__Task to carry out__. Output every record exactly, apart from its images.

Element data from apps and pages
*** Block opens ***

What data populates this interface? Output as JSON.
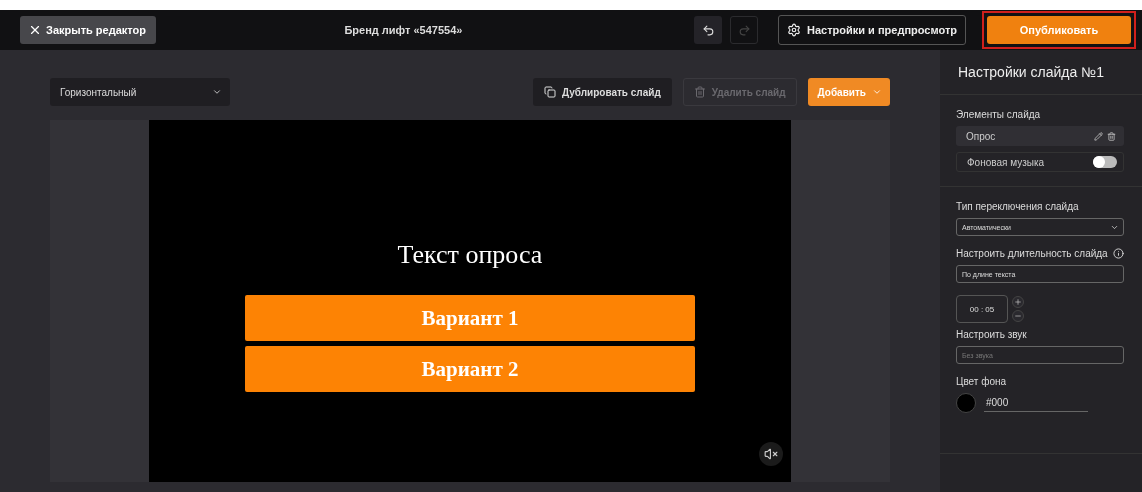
{
  "topbar": {
    "close_button": "Закрыть редактор",
    "title": "Бренд лифт «547554»",
    "undo": {
      "disabled": false
    },
    "redo": {
      "disabled": true
    },
    "settings_button": "Настройки и предпросмотр",
    "publish_button": {
      "label": "Опубликовать",
      "highlighted": true
    }
  },
  "toolbar": {
    "orientation": "Горизонтальный",
    "duplicate_button": {
      "label": "Дублировать слайд",
      "disabled": false
    },
    "delete_button": {
      "label": "Удалить слайд",
      "disabled": true
    },
    "add_button": "Добавить"
  },
  "slide": {
    "question": "Текст опроса",
    "options": [
      "Вариант 1",
      "Вариант 2"
    ],
    "muted": true
  },
  "panel": {
    "title": "Настройки слайда №1",
    "elements_label": "Элементы слайда",
    "elements": [
      {
        "kind": "item",
        "label": "Опрос"
      },
      {
        "kind": "toggle",
        "label": "Фоновая музыка",
        "on": false
      }
    ],
    "switch_type_label": "Тип переключения слайда",
    "switch_type": "Автоматически",
    "duration_label": "Настроить длительность слайда",
    "duration_mode": "По длине текста",
    "duration": "00 : 05",
    "sound_label": "Настроить звук",
    "sound_placeholder": "Без звука",
    "bg_label": "Цвет фона",
    "bg_value": "#000"
  }
}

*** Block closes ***

__Result of the exercise__.
What data populates this interface? Output as JSON.
{
  "topbar": {
    "close_button": "Закрыть редактор",
    "title": "Бренд лифт «547554»",
    "undo": {
      "disabled": false
    },
    "redo": {
      "disabled": true
    },
    "settings_button": "Настройки и предпросмотр",
    "publish_button": {
      "label": "Опубликовать",
      "highlighted": true
    }
  },
  "toolbar": {
    "orientation": "Горизонтальный",
    "duplicate_button": {
      "label": "Дублировать слайд",
      "disabled": false
    },
    "delete_button": {
      "label": "Удалить слайд",
      "disabled": true
    },
    "add_button": "Добавить"
  },
  "slide": {
    "question": "Текст опроса",
    "options": [
      "Вариант 1",
      "Вариант 2"
    ],
    "muted": true
  },
  "panel": {
    "title": "Настройки слайда №1",
    "elements_label": "Элементы слайда",
    "elements": [
      {
        "kind": "item",
        "label": "Опрос"
      },
      {
        "kind": "toggle",
        "label": "Фоновая музыка",
        "on": false
      }
    ],
    "switch_type_label": "Тип переключения слайда",
    "switch_type": "Автоматически",
    "duration_label": "Настроить длительность слайда",
    "duration_mode": "По длине текста",
    "duration": "00 : 05",
    "sound_label": "Настроить звук",
    "sound_placeholder": "Без звука",
    "bg_label": "Цвет фона",
    "bg_value": "#000"
  }
}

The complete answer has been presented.